When Do Prediction Markets Beat the Common Wisdom?:
Over at the Chicago Faculty Blog, Cass Sunstein has an interesting post on prediction markets. Commenting on the broad coverage of the fact that prediction markets didn't predict that Hillary would win the New Hampshire primary, Cass notes the possibility that skepticism about prediction markets may result from the availability heuristic. That is, when a prediction market predicts a low probability of something and that event occurs, observers may see that as the prediction market not "working" rather than it being an instance in which a low probability event did indeed occur. He concludes:
To be sure, we are continuing to obtain information about how prediction markets perform and when they do well and poorly. Perhaps they will turn out to be less reliable than they seem -- and in all likelihood, we will obtain a better understanding of when they work. And of course no one has a crystal ball. But . . . if you want to have a sense of the probabilities, you'd probably do best to consult Intrade.
  Perhaps that's right. At the same time, I would think prediction markets will tend to beat the common wisdom only when there are people actively participating in the market who have better knowledge than a reasonably informed member of the public. And for the most part that usually won't be the case when the future event is a subject of intense media speculation like an election.

  The problem with prediction markets in elections is that the media and the public are already obsessed with predicting the outcome of elections.
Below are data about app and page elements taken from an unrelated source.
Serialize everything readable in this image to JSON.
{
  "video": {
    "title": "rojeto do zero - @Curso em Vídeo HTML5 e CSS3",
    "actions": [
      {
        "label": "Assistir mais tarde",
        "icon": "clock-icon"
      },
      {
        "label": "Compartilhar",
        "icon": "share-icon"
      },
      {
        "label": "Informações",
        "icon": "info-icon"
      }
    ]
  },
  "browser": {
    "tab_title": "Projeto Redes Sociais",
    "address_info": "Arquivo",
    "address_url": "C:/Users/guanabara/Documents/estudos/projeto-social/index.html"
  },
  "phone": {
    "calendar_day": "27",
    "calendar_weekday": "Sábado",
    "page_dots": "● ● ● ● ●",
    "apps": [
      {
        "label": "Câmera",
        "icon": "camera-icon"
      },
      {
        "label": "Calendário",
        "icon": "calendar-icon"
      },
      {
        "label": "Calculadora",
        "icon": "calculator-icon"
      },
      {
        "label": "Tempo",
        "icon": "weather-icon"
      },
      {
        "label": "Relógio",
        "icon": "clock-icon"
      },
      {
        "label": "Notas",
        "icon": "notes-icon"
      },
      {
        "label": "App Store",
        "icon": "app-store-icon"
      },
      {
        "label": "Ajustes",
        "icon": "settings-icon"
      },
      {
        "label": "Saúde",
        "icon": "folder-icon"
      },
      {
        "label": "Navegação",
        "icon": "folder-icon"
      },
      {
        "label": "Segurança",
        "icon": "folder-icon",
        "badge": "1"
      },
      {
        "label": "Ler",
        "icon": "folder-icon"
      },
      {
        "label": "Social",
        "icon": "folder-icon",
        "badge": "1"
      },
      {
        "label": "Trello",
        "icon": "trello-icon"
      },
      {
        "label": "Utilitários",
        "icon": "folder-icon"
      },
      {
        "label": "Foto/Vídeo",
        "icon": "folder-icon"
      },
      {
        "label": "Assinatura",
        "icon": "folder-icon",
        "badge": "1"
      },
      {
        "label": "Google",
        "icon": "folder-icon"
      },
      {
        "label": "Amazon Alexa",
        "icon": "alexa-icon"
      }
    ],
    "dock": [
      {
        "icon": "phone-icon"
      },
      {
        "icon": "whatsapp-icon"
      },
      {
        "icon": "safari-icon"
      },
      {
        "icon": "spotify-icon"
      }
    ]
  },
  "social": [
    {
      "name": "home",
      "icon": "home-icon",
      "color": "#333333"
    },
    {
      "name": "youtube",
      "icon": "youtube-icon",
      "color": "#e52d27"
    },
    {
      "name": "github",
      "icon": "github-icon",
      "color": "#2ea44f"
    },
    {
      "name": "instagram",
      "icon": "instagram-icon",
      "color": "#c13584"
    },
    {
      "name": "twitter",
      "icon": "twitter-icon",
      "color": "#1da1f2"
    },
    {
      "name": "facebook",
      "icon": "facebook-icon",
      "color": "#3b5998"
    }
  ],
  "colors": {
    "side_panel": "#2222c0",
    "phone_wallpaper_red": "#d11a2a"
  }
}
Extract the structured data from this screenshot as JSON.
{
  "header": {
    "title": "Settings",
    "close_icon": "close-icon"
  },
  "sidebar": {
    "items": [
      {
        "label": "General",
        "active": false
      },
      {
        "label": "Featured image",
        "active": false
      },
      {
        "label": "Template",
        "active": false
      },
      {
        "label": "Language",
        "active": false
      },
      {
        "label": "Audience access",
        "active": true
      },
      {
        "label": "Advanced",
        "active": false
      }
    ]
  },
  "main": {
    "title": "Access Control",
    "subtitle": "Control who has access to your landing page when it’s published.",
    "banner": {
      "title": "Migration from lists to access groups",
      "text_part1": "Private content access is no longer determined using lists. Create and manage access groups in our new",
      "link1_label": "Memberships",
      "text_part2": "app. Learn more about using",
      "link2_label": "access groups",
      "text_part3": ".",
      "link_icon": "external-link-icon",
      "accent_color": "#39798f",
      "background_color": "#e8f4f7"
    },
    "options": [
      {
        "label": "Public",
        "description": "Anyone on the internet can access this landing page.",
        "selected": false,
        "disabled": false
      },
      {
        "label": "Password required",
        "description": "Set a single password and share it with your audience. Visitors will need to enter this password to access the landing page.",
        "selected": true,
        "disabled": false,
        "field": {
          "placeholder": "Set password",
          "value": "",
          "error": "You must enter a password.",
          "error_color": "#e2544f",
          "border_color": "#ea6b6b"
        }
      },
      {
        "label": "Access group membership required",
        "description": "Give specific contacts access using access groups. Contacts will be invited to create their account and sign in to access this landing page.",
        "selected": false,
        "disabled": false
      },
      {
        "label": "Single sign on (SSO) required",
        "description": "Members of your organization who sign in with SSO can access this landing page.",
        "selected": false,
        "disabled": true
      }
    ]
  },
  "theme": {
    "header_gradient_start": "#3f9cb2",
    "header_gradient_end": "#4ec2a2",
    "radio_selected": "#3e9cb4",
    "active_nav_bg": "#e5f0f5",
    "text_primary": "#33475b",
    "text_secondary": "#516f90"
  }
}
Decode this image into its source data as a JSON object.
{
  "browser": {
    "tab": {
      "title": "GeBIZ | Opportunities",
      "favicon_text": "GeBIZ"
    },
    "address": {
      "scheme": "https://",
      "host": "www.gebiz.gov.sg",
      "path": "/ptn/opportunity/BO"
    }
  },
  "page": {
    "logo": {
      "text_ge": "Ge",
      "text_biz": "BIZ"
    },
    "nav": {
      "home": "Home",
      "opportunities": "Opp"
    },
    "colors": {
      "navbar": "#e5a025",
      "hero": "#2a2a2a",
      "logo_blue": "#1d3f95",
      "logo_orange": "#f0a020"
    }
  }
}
Everyone loves the horse race. Those who have particularly deep insights into who will win elections -- assuming those people exist -- already are eager to share them with the world, and the media is eager to broadcast their views.

  If the market for experts is competitive, the experts who are the best predictors will end up having the most impact on the common wisdom about the election. In that setting, there's no particular reason to think prediction markets will beat the common wisdom instead of just reflecting it.